### ABOUT THIS EXERCISE
Pick out the lines below with "austinwayneofficial" and list them.

__________

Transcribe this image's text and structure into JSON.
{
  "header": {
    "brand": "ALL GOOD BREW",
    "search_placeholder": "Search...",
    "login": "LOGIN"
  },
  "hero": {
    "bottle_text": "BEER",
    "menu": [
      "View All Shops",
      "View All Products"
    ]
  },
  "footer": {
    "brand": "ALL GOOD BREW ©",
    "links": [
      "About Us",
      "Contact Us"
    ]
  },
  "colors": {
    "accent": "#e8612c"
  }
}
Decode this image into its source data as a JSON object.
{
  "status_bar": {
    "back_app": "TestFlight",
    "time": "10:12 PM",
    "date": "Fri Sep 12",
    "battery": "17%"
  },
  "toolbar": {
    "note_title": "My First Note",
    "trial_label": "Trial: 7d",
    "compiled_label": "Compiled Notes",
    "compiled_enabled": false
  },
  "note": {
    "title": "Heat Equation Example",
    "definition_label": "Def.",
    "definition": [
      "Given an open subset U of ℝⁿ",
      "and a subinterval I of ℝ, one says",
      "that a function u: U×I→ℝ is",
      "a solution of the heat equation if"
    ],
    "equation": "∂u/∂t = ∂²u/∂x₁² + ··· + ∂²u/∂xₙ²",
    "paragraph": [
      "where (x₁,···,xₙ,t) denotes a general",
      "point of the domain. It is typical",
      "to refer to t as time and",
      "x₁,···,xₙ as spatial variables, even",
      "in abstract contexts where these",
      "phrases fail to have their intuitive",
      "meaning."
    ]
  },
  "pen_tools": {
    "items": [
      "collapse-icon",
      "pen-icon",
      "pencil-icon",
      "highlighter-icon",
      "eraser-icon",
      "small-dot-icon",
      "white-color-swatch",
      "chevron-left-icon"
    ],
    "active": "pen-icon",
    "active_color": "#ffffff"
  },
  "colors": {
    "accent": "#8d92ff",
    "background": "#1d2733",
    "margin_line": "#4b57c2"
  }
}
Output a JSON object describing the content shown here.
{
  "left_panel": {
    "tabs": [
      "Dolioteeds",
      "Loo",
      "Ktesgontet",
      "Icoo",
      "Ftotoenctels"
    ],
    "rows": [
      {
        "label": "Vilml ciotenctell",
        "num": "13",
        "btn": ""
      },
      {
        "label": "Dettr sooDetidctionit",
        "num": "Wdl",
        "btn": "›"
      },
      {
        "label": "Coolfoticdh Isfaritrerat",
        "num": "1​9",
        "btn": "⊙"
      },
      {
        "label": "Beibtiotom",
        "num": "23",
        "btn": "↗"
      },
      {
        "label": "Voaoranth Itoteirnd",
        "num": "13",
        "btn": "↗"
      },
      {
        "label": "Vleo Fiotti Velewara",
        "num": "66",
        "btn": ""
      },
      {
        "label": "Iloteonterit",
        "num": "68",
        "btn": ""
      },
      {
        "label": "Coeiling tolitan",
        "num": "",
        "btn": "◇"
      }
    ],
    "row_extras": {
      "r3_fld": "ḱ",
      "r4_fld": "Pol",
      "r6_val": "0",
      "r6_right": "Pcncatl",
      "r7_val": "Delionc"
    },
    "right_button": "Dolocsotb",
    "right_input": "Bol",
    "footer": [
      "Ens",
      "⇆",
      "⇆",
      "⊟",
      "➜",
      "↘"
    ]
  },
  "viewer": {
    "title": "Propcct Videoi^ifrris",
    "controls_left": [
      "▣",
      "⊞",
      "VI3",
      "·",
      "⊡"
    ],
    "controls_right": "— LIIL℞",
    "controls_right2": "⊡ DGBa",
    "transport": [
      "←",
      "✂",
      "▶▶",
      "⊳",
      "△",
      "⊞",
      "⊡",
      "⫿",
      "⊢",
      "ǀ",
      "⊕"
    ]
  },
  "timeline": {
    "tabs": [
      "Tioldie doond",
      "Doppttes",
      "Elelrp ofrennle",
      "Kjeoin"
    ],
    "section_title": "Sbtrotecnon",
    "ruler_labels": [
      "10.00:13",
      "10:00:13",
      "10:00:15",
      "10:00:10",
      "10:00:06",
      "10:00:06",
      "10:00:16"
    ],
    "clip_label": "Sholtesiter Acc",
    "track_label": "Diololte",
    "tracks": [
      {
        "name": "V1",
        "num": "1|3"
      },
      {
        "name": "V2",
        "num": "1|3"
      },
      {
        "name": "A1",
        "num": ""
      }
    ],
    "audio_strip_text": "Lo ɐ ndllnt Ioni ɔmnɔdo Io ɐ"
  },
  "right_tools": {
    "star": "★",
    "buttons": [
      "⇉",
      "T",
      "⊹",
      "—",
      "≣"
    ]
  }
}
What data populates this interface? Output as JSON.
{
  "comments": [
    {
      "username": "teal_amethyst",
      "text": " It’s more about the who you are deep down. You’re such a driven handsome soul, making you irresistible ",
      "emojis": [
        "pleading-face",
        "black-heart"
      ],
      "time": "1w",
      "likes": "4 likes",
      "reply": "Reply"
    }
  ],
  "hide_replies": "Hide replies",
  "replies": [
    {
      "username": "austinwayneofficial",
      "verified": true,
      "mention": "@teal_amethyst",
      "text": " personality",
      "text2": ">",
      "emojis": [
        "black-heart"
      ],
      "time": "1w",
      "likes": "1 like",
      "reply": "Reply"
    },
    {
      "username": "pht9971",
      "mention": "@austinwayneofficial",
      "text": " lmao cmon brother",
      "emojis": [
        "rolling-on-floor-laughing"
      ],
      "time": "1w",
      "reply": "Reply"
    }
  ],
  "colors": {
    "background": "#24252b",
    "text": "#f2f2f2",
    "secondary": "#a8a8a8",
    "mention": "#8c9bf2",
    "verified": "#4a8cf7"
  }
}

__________

### FINISHED TASK
      "username": "austinwayneofficial",
      "mention": "@austinwayneofficial",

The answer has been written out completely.